In full and word for word, copy the records that follow.

Provided records below:

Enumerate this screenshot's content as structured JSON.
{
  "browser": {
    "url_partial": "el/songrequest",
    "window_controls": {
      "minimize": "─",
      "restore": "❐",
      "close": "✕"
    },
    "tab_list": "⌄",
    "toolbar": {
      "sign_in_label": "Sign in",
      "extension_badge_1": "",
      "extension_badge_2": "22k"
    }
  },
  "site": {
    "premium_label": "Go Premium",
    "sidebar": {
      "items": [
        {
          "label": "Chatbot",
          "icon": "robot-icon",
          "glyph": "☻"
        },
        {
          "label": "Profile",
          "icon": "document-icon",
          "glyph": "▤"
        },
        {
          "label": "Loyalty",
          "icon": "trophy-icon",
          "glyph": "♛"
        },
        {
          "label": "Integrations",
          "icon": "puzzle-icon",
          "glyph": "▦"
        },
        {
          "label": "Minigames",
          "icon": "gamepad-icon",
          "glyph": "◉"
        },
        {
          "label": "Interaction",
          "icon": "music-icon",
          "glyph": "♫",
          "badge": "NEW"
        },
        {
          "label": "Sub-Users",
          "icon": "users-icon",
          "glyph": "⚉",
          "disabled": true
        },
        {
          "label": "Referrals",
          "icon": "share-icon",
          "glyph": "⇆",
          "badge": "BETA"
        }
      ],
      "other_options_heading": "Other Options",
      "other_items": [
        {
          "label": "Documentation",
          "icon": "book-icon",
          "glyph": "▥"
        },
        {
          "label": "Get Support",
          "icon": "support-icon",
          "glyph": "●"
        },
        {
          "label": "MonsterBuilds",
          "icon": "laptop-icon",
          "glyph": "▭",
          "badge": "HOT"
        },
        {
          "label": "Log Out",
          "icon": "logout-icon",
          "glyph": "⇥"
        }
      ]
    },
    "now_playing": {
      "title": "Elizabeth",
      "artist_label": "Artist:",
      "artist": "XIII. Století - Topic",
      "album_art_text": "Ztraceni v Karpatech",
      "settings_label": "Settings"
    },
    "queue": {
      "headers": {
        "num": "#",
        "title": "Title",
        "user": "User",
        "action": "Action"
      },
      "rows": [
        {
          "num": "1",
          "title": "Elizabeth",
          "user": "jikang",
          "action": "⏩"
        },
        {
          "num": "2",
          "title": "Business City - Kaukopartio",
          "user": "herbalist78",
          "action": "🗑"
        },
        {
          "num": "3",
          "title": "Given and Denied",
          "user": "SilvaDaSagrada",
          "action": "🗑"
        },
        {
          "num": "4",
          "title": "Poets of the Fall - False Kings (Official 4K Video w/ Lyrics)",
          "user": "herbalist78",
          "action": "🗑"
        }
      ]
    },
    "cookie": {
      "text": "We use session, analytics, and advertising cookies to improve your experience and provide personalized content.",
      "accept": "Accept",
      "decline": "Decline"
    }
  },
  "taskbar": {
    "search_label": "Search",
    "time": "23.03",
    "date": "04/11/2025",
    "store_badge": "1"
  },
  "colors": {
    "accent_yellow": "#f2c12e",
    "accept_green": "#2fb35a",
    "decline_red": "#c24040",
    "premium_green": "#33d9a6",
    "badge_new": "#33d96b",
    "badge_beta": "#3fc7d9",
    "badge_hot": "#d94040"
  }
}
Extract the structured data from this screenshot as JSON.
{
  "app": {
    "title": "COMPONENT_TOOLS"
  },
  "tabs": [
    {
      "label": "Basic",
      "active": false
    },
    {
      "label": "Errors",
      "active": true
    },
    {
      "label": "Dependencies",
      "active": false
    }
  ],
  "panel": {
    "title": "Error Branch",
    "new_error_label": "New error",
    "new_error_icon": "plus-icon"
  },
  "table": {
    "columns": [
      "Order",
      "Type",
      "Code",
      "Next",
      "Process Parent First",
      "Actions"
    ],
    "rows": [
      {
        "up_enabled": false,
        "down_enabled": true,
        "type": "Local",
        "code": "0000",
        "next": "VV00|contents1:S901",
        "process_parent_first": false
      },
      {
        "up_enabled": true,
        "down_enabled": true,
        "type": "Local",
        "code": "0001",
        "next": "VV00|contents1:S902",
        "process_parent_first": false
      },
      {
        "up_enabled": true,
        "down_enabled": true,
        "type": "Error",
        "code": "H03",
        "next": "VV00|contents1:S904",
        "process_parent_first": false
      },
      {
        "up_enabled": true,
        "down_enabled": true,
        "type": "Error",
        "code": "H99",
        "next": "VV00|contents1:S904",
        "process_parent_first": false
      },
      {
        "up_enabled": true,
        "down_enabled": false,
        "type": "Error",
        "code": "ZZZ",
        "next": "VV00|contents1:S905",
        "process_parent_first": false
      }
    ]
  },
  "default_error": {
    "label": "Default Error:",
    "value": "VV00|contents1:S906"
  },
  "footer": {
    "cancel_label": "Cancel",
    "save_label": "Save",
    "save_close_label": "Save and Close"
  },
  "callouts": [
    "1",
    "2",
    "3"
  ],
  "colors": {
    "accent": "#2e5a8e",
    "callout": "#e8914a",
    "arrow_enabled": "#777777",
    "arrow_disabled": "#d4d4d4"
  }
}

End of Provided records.

Output of the task:
Enumerate this screenshot's content as structured JSON.
{
  "browser": {
    "url_partial": "el/songrequest",
    "window_controls": {
      "minimize": "─",
      "restore": "❐",
      "close": "✕"
    },
    "tab_list": "⌄",
    "toolbar": {
      "sign_in_label": "Sign in",
      "extension_badge_1": "",
      "extension_badge_2": "22k"
    }
  },
  "site": {
    "premium_label": "Go Premium",
    "sidebar": {
      "items": [
        {
          "label": "Chatbot",
          "icon": "robot-icon",
          "glyph": "☻"
        },
        {
          "label": "Profile",
          "icon": "document-icon",
          "glyph": "▤"
        },
        {
          "label": "Loyalty",
          "icon": "trophy-icon",
          "glyph": "♛"
        },
        {
          "label": "Integrations",
          "icon": "puzzle-icon",
          "glyph": "▦"
        },
        {
          "label": "Minigames",
          "icon": "gamepad-icon",
          "glyph": "◉"
        },
        {
          "label": "Interaction",
          "icon": "music-icon",
          "glyph": "♫",
          "badge": "NEW"
        },
        {
          "label": "Sub-Users",
          "icon": "users-icon",
          "glyph": "⚉",
          "disabled": true
        },
        {
          "label": "Referrals",
          "icon": "share-icon",
          "glyph": "⇆",
          "badge": "BETA"
        }
      ],
      "other_options_heading": "Other Options",
      "other_items": [
        {
          "label": "Documentation",
          "icon": "book-icon",
          "glyph": "▥"
        },
        {
          "label": "Get Support",
          "icon": "support-icon",
          "glyph": "●"
        },
        {
          "label": "MonsterBuilds",
          "icon": "laptop-icon",
          "glyph": "▭",
          "badge": "HOT"
        },
        {
          "label": "Log Out",
          "icon": "logout-icon",
          "glyph": "⇥"
        }
      ]
    },
    "now_playing": {
      "title": "Elizabeth",
      "artist_label": "Artist:",
      "artist": "XIII. Století - Topic",
      "album_art_text": "Ztraceni v Karpatech",
      "settings_label": "Settings"
    },
    "queue": {
      "headers": {
        "num": "#",
        "title": "Title",
        "user": "User",
        "action": "Action"
      },
      "rows": [
        {
          "num": "1",
          "title": "Elizabeth",
          "user": "jikang",
          "action": "⏩"
        },
        {
          "num": "2",
          "title": "Business City - Kaukopartio",
          "user": "herbalist78",
          "action": "🗑"
        },
        {
          "num": "3",
          "title": "Given and Denied",
          "user": "SilvaDaSagrada",
          "action": "🗑"
        },
        {
          "num": "4",
          "title": "Poets of the Fall - False Kings (Official 4K Video w/ Lyrics)",
          "user": "herbalist78",
          "action": "🗑"
        }
      ]
    },
    "cookie": {
      "text": "We use session, analytics, and advertising cookies to improve your experience and provide personalized content.",
      "accept": "Accept",
      "decline": "Decline"
    }
  },
  "taskbar": {
    "search_label": "Search",
    "time": "23.03",
    "date": "04/11/2025",
    "store_badge": "1"
  },
  "colors": {
    "accent_yellow": "#f2c12e",
    "accept_green": "#2fb35a",
    "decline_red": "#c24040",
    "premium_green": "#33d9a6",
    "badge_new": "#33d96b",
    "badge_beta": "#3fc7d9",
    "badge_hot": "#d94040"
  }
}
Extract the structured data from this screenshot as JSON.
{
  "app": {
    "title": "COMPONENT_TOOLS"
  },
  "tabs": [
    {
      "label": "Basic",
      "active": false
    },
    {
      "label": "Errors",
      "active": true
    },
    {
      "label": "Dependencies",
      "active": false
    }
  ],
  "panel": {
    "title": "Error Branch",
    "new_error_label": "New error",
    "new_error_icon": "plus-icon"
  },
  "table": {
    "columns": [
      "Order",
      "Type",
      "Code",
      "Next",
      "Process Parent First",
      "Actions"
    ],
    "rows": [
      {
        "up_enabled": false,
        "down_enabled": true,
        "type": "Local",
        "code": "0000",
        "next": "VV00|contents1:S901",
        "process_parent_first": false
      },
      {
        "up_enabled": true,
        "down_enabled": true,
        "type": "Local",
        "code": "0001",
        "next": "VV00|contents1:S902",
        "process_parent_first": false
      },
      {
        "up_enabled": true,
        "down_enabled": true,
        "type": "Error",
        "code": "H03",
        "next": "VV00|contents1:S904",
        "process_parent_first": false
      },
      {
        "up_enabled": true,
        "down_enabled": true,
        "type": "Error",
        "code": "H99",
        "next": "VV00|contents1:S904",
        "process_parent_first": false
      },
      {
        "up_enabled": true,
        "down_enabled": false,
        "type": "Error",
        "code": "ZZZ",
        "next": "VV00|contents1:S905",
        "process_parent_first": false
      }
    ]
  },
  "default_error": {
    "label": "Default Error:",
    "value": "VV00|contents1:S906"
  },
  "footer": {
    "cancel_label": "Cancel",
    "save_label": "Save",
    "save_close_label": "Save and Close"
  },
  "callouts": [
    "1",
    "2",
    "3"
  ],
  "colors": {
    "accent": "#2e5a8e",
    "callout": "#e8914a",
    "arrow_enabled": "#777777",
    "arrow_disabled": "#d4d4d4"
  }
}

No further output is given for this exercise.